- Internet services (63%) – Reduce fees needed for individual job postings
- Third-party agency contract and fees (52%) – Unnecessary cost if hiring from within
- Referral bonus costs (49%) — Reduce staff time spent at job fairs, preparing job ads, resume review, interview time, phone pre-screens. These are just a few of the places your staff will save time and effort by hiring from a current intern pool.
- Signing bonus (37%) — No need to pay a signing bonus if you are converting an intern to a full-time employee. Also, employers report that salaries tend to be lower when hiring a current intern.
- Technology-based hiring management (19%) – The Internet has increased the number of resumes submitted for positions. Reduce the time spent sorting, reviewing and organizing the paperwork by converting an intern to a new hire.
SHRM surveys report that exempt positions are at $6,943 CpH (Cost Per Hire). Non-exempt positions are reported at $2,546 per hire. And CpH for high skills range from $9,777 to $19,219. Overall, it is reported that companies typically spend $10,000 – $50,000 in tangible costs alone to replace and retrain when a single employee leaves the company.
Basically, it’s a large expense for a company of any size—astronomical for a small company, but nothing to ignore even for a larger company. Converting an intern to a new hire is worth it if you are just looking at the numbers, but when reviewing all of the mutually beneficial aspects of the conversion it’s clearly an excellent solution for all involved.
Although we’re deep in the middle of winter, many college students around the country have their sights set on warmer weather and the possibility of securing a summer internship. University career centers are already busy posting internship opportunities and scheduling employer campus interviews. Whether you’re an employer considering starting an internship program or have an established program in place, now is the time to be planning how summer interns will be best utilized by your organization. Do you know how your organization expects to leverage the energy, creativity, knowledge, and skills interns commonly bring to the workplace? And above all, and a factor often neglected by employers, is your internship program designed to produce genuine value and results to the student as well as the organization?
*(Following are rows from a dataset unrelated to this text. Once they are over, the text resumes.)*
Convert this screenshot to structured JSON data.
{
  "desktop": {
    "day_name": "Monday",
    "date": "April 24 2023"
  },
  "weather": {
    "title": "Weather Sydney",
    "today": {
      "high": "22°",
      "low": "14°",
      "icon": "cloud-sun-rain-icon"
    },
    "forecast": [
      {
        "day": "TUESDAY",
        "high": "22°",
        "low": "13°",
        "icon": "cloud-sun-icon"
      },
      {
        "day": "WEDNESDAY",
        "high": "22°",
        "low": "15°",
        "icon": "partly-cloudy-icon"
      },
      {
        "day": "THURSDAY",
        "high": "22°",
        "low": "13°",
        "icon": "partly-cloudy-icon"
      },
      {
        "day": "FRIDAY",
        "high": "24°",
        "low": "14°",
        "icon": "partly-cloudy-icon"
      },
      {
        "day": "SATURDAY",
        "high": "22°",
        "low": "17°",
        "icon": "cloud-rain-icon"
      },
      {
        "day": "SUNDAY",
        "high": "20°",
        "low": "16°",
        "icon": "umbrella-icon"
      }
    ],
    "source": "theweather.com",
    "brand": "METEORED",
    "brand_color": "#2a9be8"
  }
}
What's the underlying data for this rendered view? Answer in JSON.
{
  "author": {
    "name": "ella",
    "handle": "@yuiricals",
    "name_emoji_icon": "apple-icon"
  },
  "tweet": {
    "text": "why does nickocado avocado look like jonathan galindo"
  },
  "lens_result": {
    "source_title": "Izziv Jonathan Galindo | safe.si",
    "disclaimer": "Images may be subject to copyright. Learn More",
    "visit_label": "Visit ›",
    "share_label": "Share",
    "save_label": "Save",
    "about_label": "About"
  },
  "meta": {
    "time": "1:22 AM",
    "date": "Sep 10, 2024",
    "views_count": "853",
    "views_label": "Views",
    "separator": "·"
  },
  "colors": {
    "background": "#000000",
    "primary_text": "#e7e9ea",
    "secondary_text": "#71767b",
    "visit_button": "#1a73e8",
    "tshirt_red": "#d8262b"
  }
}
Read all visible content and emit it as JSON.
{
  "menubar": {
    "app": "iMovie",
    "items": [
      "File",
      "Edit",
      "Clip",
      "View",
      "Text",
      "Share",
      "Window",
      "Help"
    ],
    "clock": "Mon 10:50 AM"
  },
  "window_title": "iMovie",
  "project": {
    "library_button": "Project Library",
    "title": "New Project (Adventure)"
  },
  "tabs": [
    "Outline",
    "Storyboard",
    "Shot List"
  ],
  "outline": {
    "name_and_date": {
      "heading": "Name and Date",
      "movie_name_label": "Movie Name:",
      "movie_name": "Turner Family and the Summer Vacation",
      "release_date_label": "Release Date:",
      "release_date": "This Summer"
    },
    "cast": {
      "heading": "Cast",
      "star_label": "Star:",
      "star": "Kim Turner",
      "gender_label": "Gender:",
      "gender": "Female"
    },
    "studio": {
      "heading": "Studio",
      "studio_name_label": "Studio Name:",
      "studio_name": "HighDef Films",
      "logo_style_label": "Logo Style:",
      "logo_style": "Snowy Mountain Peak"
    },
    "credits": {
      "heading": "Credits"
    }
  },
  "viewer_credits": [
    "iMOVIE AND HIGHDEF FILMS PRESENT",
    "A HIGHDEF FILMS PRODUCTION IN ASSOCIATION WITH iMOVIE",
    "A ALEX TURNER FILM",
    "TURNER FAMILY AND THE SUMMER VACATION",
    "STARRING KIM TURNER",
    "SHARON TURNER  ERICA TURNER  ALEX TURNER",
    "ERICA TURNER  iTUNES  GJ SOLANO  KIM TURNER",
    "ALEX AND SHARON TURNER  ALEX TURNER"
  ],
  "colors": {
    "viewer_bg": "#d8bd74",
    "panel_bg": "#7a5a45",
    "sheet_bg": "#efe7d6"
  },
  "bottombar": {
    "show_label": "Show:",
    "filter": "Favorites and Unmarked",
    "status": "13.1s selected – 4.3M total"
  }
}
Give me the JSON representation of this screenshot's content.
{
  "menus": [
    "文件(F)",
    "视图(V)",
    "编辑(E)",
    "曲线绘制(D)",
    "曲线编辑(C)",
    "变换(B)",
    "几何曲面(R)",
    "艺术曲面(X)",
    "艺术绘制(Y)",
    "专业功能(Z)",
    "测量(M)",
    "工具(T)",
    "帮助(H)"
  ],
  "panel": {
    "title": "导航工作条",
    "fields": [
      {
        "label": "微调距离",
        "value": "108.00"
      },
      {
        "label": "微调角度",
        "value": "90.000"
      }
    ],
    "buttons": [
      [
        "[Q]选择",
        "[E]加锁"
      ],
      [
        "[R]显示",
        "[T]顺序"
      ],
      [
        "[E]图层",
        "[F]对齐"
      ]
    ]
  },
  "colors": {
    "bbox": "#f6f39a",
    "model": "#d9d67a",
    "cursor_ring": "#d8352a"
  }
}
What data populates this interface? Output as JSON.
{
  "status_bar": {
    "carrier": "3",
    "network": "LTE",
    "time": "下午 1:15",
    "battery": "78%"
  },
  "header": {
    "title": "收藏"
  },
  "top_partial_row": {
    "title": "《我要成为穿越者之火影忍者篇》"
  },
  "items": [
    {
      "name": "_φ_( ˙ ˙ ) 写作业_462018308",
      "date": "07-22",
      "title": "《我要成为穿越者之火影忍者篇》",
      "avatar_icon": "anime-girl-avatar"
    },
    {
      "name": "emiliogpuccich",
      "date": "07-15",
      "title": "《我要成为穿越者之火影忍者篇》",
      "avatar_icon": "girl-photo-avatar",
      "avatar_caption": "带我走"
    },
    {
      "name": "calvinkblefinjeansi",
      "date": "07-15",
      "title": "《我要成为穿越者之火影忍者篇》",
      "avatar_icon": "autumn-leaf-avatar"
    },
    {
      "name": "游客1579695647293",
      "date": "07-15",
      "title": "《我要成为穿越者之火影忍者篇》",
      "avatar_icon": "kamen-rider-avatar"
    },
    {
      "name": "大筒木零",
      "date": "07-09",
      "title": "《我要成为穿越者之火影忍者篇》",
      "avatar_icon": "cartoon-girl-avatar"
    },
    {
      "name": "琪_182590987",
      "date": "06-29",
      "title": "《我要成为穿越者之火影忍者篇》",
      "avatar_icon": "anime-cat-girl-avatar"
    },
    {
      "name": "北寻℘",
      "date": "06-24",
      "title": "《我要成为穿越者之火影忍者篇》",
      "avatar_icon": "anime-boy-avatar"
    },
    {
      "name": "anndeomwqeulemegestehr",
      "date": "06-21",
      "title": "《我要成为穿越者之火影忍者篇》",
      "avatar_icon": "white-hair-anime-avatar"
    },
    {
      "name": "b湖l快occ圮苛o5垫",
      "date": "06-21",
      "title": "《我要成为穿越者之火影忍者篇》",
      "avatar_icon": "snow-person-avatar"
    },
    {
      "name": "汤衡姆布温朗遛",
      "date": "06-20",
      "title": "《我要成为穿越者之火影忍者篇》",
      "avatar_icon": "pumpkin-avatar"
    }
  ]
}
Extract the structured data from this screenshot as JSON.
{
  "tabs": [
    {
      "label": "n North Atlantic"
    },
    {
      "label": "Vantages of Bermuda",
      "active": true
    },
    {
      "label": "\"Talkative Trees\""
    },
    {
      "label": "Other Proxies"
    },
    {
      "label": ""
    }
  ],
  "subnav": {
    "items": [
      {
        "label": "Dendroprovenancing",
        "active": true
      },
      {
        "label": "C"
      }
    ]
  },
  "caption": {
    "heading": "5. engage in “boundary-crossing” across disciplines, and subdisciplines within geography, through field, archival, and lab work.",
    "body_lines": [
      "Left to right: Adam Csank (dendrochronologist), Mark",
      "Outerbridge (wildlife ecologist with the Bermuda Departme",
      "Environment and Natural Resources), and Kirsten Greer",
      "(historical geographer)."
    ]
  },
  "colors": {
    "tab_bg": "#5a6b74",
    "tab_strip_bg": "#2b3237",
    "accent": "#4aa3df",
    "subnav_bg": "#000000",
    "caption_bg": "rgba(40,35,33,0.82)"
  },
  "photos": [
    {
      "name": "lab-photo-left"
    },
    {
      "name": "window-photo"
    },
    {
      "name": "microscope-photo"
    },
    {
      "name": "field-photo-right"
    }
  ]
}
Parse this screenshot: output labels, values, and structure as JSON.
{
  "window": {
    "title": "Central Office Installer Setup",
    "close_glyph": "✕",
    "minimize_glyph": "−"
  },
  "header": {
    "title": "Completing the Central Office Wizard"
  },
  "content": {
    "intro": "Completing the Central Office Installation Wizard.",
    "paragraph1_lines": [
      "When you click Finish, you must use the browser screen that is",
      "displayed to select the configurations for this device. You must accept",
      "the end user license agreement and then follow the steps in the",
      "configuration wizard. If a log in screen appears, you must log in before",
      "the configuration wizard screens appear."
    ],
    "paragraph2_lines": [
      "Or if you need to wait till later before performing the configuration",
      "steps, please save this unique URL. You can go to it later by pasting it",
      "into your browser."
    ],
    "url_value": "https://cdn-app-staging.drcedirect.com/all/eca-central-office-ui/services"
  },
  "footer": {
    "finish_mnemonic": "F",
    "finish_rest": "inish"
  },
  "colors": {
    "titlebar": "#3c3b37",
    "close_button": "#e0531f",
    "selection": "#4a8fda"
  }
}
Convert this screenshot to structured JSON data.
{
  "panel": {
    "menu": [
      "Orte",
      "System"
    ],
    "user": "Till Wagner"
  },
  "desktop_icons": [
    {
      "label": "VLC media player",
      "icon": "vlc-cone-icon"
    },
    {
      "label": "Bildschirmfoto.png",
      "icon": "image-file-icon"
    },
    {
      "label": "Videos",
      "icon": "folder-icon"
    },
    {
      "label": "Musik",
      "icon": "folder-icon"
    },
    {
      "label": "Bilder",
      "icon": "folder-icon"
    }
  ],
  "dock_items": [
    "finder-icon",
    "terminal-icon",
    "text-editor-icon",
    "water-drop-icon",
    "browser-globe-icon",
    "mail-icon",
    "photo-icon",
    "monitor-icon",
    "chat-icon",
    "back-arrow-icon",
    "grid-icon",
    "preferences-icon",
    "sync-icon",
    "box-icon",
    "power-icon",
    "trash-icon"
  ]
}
Having managed internship programs for a university and a few organizations, the best and worst internship experiences often hinge on this last question.
For the student, the goal of an internship is to gain practical and relevant experience through the application of knowledge so far attained only in an academic setting. Whether interns are joining your organization to support an established team or tasked with a short-term project, assure that their theoretical learning is being supplemented in the role. Beyond practical experience in their core area of study, interns are also expecting to develop and apply other skills that are essential to their long-term professional success. Provide interns the opportunity to develop interpersonal, critical thinking, presentation, networking, and political acumen skills. Developing these essential career skills is just as important to their overall internship experience.
For the employer, it’s imperative to identify one or more projects where the intern can provide legitimate support or make a considerable impact. Employers might at times be reluctant to trust an intern with too much responsibility fearing that he or she will fail. On the contrary, from my experience, interns rise to the level of expectation and use their willingness to learn as an opportunity to contribute wherever they’re needed. Of course, this approach should be balanced with what an intern needs to learn in order to complete the assignment. Pinpointing the right opportunity, along with determining the appropriate amount of supervisory support, will go a long way in assuring an intern’s skills are used most effectively. Combining an intern’s specialized area of study, willingness to learn, and the right project will yield the best results where the organization most needs it.